[Task prompt]: Return all the entries exactly. No pictures.

[Data]:
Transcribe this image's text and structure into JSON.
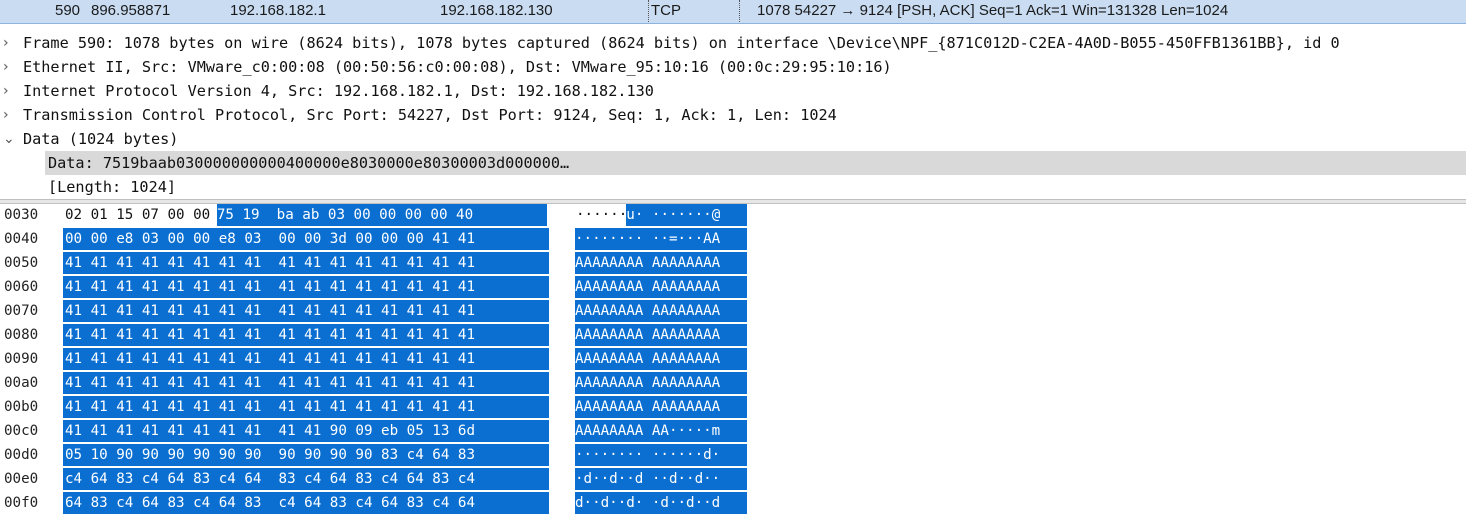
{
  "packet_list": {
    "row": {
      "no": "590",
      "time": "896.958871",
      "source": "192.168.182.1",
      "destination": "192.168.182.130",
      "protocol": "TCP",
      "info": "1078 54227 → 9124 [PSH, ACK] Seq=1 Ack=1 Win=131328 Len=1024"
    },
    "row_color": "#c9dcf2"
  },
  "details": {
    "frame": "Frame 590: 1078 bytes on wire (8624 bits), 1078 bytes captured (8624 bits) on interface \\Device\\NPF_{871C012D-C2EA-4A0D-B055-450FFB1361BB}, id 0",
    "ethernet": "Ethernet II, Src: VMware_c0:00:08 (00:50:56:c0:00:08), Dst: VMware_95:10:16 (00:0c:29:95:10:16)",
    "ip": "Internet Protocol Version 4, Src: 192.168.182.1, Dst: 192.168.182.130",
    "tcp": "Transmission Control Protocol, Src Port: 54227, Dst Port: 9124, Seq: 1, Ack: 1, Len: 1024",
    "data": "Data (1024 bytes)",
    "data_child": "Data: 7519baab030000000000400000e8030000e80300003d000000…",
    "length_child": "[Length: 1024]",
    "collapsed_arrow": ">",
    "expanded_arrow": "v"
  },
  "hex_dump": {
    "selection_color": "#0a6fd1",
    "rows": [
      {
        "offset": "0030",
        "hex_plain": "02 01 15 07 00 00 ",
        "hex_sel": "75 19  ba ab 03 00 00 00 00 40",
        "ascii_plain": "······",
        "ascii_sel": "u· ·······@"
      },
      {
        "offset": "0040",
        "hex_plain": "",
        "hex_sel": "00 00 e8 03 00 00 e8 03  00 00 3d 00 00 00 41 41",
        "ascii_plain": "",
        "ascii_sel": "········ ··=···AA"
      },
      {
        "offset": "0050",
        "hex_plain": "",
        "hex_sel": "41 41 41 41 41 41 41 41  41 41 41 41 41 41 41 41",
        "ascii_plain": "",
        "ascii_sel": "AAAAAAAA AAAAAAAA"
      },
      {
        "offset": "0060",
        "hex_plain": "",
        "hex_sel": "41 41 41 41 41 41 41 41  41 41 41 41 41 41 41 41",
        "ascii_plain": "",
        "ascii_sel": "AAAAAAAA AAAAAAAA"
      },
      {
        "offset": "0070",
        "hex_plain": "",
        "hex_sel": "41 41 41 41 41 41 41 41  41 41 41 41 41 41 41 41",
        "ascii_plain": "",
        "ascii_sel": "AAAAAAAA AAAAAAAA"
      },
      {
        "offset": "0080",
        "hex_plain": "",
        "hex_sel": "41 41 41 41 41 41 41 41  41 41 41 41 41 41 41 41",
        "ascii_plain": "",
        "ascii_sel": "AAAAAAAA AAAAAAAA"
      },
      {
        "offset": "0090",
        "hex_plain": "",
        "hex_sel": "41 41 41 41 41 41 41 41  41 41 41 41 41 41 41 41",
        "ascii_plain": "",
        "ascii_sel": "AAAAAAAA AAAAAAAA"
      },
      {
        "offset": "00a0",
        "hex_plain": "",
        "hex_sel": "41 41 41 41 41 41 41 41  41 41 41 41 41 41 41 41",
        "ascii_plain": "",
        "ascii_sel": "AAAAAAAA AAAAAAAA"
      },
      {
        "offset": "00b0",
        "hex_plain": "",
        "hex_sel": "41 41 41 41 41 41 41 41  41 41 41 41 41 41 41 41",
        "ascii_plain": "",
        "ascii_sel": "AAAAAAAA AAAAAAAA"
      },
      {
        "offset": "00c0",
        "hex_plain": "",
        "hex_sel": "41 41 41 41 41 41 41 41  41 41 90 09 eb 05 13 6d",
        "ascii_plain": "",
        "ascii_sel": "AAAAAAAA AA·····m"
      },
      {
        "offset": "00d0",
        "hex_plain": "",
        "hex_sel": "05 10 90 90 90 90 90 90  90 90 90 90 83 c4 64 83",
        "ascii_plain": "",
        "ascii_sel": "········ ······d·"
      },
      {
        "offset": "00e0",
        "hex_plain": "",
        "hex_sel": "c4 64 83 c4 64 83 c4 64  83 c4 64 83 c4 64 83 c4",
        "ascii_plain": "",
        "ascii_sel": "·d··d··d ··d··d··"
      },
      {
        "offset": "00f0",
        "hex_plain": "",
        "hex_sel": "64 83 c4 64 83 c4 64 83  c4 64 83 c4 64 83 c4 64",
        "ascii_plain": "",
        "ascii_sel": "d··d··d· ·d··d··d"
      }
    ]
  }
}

[Exercise response]:
Transcribe this image's text and structure into JSON.
{
  "packet_list": {
    "row": {
      "no": "590",
      "time": "896.958871",
      "source": "192.168.182.1",
      "destination": "192.168.182.130",
      "protocol": "TCP",
      "info": "1078 54227 → 9124 [PSH, ACK] Seq=1 Ack=1 Win=131328 Len=1024"
    },
    "row_color": "#c9dcf2"
  },
  "details": {
    "frame": "Frame 590: 1078 bytes on wire (8624 bits), 1078 bytes captured (8624 bits) on interface \\Device\\NPF_{871C012D-C2EA-4A0D-B055-450FFB1361BB}, id 0",
    "ethernet": "Ethernet II, Src: VMware_c0:00:08 (00:50:56:c0:00:08), Dst: VMware_95:10:16 (00:0c:29:95:10:16)",
    "ip": "Internet Protocol Version 4, Src: 192.168.182.1, Dst: 192.168.182.130",
    "tcp": "Transmission Control Protocol, Src Port: 54227, Dst Port: 9124, Seq: 1, Ack: 1, Len: 1024",
    "data": "Data (1024 bytes)",
    "data_child": "Data: 7519baab030000000000400000e8030000e80300003d000000…",
    "length_child": "[Length: 1024]",
    "collapsed_arrow": ">",
    "expanded_arrow": "v"
  },
  "hex_dump": {
    "selection_color": "#0a6fd1",
    "rows": [
      {
        "offset": "0030",
        "hex_plain": "02 01 15 07 00 00 ",
        "hex_sel": "75 19  ba ab 03 00 00 00 00 40",
        "ascii_plain": "······",
        "ascii_sel": "u· ·······@"
      },
      {
        "offset": "0040",
        "hex_plain": "",
        "hex_sel": "00 00 e8 03 00 00 e8 03  00 00 3d 00 00 00 41 41",
        "ascii_plain": "",
        "ascii_sel": "········ ··=···AA"
      },
      {
        "offset": "0050",
        "hex_plain": "",
        "hex_sel": "41 41 41 41 41 41 41 41  41 41 41 41 41 41 41 41",
        "ascii_plain": "",
        "ascii_sel": "AAAAAAAA AAAAAAAA"
      },
      {
        "offset": "0060",
        "hex_plain": "",
        "hex_sel": "41 41 41 41 41 41 41 41  41 41 41 41 41 41 41 41",
        "ascii_plain": "",
        "ascii_sel": "AAAAAAAA AAAAAAAA"
      },
      {
        "offset": "0070",
        "hex_plain": "",
        "hex_sel": "41 41 41 41 41 41 41 41  41 41 41 41 41 41 41 41",
        "ascii_plain": "",
        "ascii_sel": "AAAAAAAA AAAAAAAA"
      },
      {
        "offset": "0080",
        "hex_plain": "",
        "hex_sel": "41 41 41 41 41 41 41 41  41 41 41 41 41 41 41 41",
        "ascii_plain": "",
        "ascii_sel": "AAAAAAAA AAAAAAAA"
      },
      {
        "offset": "0090",
        "hex_plain": "",
        "hex_sel": "41 41 41 41 41 41 41 41  41 41 41 41 41 41 41 41",
        "ascii_plain": "",
        "ascii_sel": "AAAAAAAA AAAAAAAA"
      },
      {
        "offset": "00a0",
        "hex_plain": "",
        "hex_sel": "41 41 41 41 41 41 41 41  41 41 41 41 41 41 41 41",
        "ascii_plain": "",
        "ascii_sel": "AAAAAAAA AAAAAAAA"
      },
      {
        "offset": "00b0",
        "hex_plain": "",
        "hex_sel": "41 41 41 41 41 41 41 41  41 41 41 41 41 41 41 41",
        "ascii_plain": "",
        "ascii_sel": "AAAAAAAA AAAAAAAA"
      },
      {
        "offset": "00c0",
        "hex_plain": "",
        "hex_sel": "41 41 41 41 41 41 41 41  41 41 90 09 eb 05 13 6d",
        "ascii_plain": "",
        "ascii_sel": "AAAAAAAA AA·····m"
      },
      {
        "offset": "00d0",
        "hex_plain": "",
        "hex_sel": "05 10 90 90 90 90 90 90  90 90 90 90 83 c4 64 83",
        "ascii_plain": "",
        "ascii_sel": "········ ······d·"
      },
      {
        "offset": "00e0",
        "hex_plain": "",
        "hex_sel": "c4 64 83 c4 64 83 c4 64  83 c4 64 83 c4 64 83 c4",
        "ascii_plain": "",
        "ascii_sel": "·d··d··d ··d··d··"
      },
      {
        "offset": "00f0",
        "hex_plain": "",
        "hex_sel": "64 83 c4 64 83 c4 64 83  c4 64 83 c4 64 83 c4 64",
        "ascii_plain": "",
        "ascii_sel": "d··d··d· ·d··d··d"
      }
    ]
  }
}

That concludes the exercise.